The Australian Consumer and Competition Commission has appealed to the Federal Court to review the Australian Competition Tribunal's recent decision on the terms of access by Glencore to services at the Port of Newcastle.
It follows the tribunal's rearbitration of an access dispute between Glencore and the Port of Newcastle in October about the charge for ships entering the port to export Glencore's coal.
Glencore is the biggest exporter of coal from Newcastle, and the navigation service charges are the port's main source of revenue.
The tribunal ruling, which did not apply to other coal companies using the shipping channel, was due to expire in 2031.

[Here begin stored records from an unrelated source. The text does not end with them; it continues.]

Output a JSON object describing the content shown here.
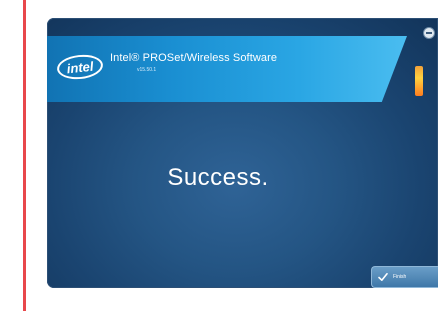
{
  "dialog": {
    "logo_text": "intel",
    "product_title": "Intel® PROSet/Wireless Software",
    "version": "v15.50.1",
    "message": "Success.",
    "finish_label": "Finish"
  },
  "colors": {
    "accent_red": "#e8474b",
    "header_blue": "#1a8fd2",
    "window_bg": "#245584"
  },
  "icons": [
    "close-icon",
    "checkmark-icon"
  ]
}
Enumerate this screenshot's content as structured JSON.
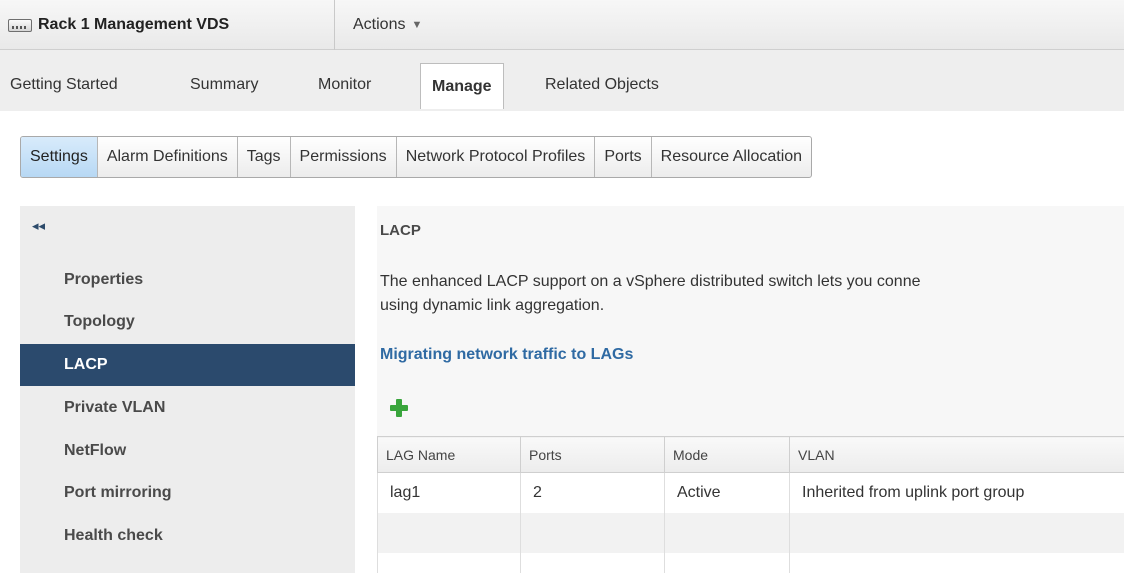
{
  "header": {
    "object_icon": "distributed-switch-icon",
    "object_title": "Rack 1 Management VDS",
    "actions_label": "Actions"
  },
  "primary_tabs": [
    {
      "label": "Getting Started"
    },
    {
      "label": "Summary"
    },
    {
      "label": "Monitor"
    },
    {
      "label": "Manage",
      "active": true
    },
    {
      "label": "Related Objects"
    }
  ],
  "sub_tabs": [
    {
      "label": "Settings",
      "active": true
    },
    {
      "label": "Alarm Definitions"
    },
    {
      "label": "Tags"
    },
    {
      "label": "Permissions"
    },
    {
      "label": "Network Protocol Profiles"
    },
    {
      "label": "Ports"
    },
    {
      "label": "Resource Allocation"
    }
  ],
  "sidenav": {
    "collapse_icon": "double-chevron-left-icon",
    "items": [
      {
        "label": "Properties"
      },
      {
        "label": "Topology"
      },
      {
        "label": "LACP",
        "active": true
      },
      {
        "label": "Private VLAN"
      },
      {
        "label": "NetFlow"
      },
      {
        "label": "Port mirroring"
      },
      {
        "label": "Health check"
      }
    ]
  },
  "panel": {
    "title": "LACP",
    "description_line1": "The enhanced LACP support on a vSphere distributed switch lets you conne",
    "description_line2": "using dynamic link aggregation.",
    "link_label": "Migrating network traffic to LAGs",
    "add_icon": "add-plus-icon",
    "table": {
      "columns": [
        "LAG Name",
        "Ports",
        "Mode",
        "VLAN"
      ],
      "rows": [
        [
          "lag1",
          "2",
          "Active",
          "Inherited from uplink port group"
        ]
      ]
    }
  },
  "colors": {
    "selected_nav_bg": "#2b4a6d",
    "link": "#2f6aa3",
    "add_icon": "#39a53c",
    "selected_subtab": "#c6e1f7"
  }
}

"While the Tribunal took the same approach as the ACCC on a number of issues, the ACCC is seeking review of the Tribunal's treatment of user funding at the port," ACCC Chair Rod Sims said on Thursday.
A significant part of the dispute is about whether the costs that the Port of Newcastle is allowed to recover should include the costs for dredging the shipping channel that were historically funded by various users of the port.
The ACCC excluded these user funded amounts in its original arbitration and determined an access charge of $0.61 per gross tonne as at 1 January 2018. However, the tribunal included these amounts and determined an access charge $1.01 per gross tonne.
The tribunal's decision allows the Port of Newcastle to recover the user funded amounts in its access charge.
"The ACCC does not consider it to be economically efficient for a service provider to be allowed to charge any user for costs of assets that have already been funded by users," Mr Sims said.
"Our appeal will focus on what we will argue are errors in the way the Tribunal has approached the principles of user funding, which could have implications for other regulatory matters."
Mr Sims previously argued that allowing the port to become an unconstrained monopoly was not in the economy's best interests.
Port of Newcastle chief executive Craig Carmody said on Thursday said the ACCC appeal was a disappointing development.
"Port pricing should remain subject to an appropriate and efficient commercial relationship between the port and its customers," Mr Carmody said.
"The endless legal battles erode confidence in investing in infrastructure, be it at the mine or at the port, in one of Australia's most important export industries.
"We will continue to sit down with our customers to discuss our services and pricing, respecting the need for all parties to return to a normal commercial relationship."